It’s at this point that my feeble 13 year-old mind, having suffered from 3 days of stomach flu and sleep deprivation due to stomach flu, has an epiphany: the only way to beat this game is to play by the rules. If I die, my story ends. Everyone else’s story goes on. Harold lives even if I die. Maybe my vault dies, but that’s my fault too. I can’t play this game like I’m the only one that matters if I want to make a difference in this game. This game doesn’t care about me unless I make it care about me. It’s giving me ways to do it, but it’s not forcing anything on me. Am I the hero? I’m just trying to get a water chip, okay? I guess if I want more I’ll…have to do more.

That’s just the way the world works.

no handlebars, ma! oh shi—

If you completed the first game, you saw the critical success it received as justified. The financial success, even more so. It wouldn’t be too unsurprising to see a sequel. It would be even less surprising if the sequel were a near-carbon copy of the first. But it wasn’t. Fallout 2 was not the same game as Fallout.

Some of you might attribute this to the fact that the inspiration for Fallout was an even more expansive game known as Wasteland, which in turn was brilliant due to its depth based on the pen & paper game of the same name. This in turn will lead you assume that the brilliance of the original game is a result of its expanse, its openness, its space. That Fallout is marvelous because it is so freeing, so desolate, so…unbound. But you are wrong.

Those who created it expanded it, made it more free, with wider spaces and more possibilites. They too, like you, thought that what magic that made Wasteland and Fallout good was in fact the expanse, the liberty. But they were wrong too.

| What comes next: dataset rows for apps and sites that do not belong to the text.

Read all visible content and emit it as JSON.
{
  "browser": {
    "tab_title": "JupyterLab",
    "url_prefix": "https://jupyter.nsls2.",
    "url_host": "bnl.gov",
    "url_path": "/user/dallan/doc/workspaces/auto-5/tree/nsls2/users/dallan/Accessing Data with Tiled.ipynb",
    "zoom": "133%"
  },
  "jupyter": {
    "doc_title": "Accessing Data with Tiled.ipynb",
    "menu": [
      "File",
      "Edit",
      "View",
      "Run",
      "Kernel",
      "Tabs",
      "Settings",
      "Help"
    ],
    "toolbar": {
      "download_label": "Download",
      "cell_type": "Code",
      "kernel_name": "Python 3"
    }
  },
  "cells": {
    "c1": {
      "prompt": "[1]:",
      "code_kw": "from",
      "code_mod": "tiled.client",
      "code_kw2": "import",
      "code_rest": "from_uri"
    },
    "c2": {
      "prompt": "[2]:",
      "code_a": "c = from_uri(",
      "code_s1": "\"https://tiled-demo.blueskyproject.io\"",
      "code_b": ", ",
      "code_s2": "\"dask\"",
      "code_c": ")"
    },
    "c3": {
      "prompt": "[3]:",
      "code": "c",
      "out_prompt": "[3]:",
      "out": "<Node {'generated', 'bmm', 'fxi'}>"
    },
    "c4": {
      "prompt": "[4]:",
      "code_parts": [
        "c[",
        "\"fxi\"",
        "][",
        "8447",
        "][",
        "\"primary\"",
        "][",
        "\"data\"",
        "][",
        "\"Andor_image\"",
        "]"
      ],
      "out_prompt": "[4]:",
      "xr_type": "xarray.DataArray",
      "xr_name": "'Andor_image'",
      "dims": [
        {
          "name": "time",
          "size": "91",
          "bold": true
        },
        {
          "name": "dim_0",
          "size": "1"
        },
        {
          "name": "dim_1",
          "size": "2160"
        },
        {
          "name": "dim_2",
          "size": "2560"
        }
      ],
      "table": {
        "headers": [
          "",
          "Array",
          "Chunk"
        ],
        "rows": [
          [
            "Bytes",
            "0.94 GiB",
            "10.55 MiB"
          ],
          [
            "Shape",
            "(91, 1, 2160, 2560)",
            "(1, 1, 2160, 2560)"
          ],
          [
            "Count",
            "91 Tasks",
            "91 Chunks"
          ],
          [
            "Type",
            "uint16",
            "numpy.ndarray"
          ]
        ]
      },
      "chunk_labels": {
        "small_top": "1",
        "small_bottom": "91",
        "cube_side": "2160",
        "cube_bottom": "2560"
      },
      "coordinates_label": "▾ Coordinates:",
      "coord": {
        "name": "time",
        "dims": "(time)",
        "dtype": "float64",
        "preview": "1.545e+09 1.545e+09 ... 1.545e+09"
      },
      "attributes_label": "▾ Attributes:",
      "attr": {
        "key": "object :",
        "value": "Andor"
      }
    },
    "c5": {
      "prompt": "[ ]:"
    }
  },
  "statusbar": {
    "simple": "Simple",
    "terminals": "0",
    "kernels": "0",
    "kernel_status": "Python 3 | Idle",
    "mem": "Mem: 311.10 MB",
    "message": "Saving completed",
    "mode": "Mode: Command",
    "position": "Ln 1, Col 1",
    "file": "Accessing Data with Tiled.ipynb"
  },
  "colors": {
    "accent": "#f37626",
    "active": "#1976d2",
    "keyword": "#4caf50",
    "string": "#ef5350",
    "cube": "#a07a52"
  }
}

What made Fallout great was not the space. The space was simply the make, not the magic. The magic was the connection. Everything in Fallout matters to somebody. It isn’t always you. That’s what makes it great. It’s not about you. That’s why you’re free to do what you wish. You may be some kind of hero, but the hero you are not. Not unless you want to be. Not unless you try to be. You are a true stranger, a status which makes your achievement all the more meaningful when, and if, you choose to accomplish it. Fallout gave you the space to make it happen, but never ensured that you would. Fallout 2, and subsequently 3, failed in this respect.

To that end, Fallout had to make sure the world was sustainable without you, and to that end unwilling, or rather reluctant, to rely on you. You had to earn their trust, these game entities, and in some strange way the choices you made went from being simple binary to true choice. On top of that, events were never isolated, and reputation was written in your action, not only on your character sheet.
Easter Eggs, now with 100% more prophetic accuracy.

baby, you’ve got what it takes

Fallout doesn’t have to be the shining example of a bygone era. What it has, that quality of nous, of spirit, is still around. It’s what people experience everyday, in their connections with people.

Nobody forgets so easily, but they do eventually. Your past follows you, sometimes. Your records are written somewhere, but never whole hog. These truths can be quantified, programmed, and simulated. If ever there was going to be a sequel to Fallout, a true sequel, it wouldn’t even need to be set in a post-nuclear holocaust. A true Fallout sequel would be you, living your life, trying to save the world.

How’s THAT for a game.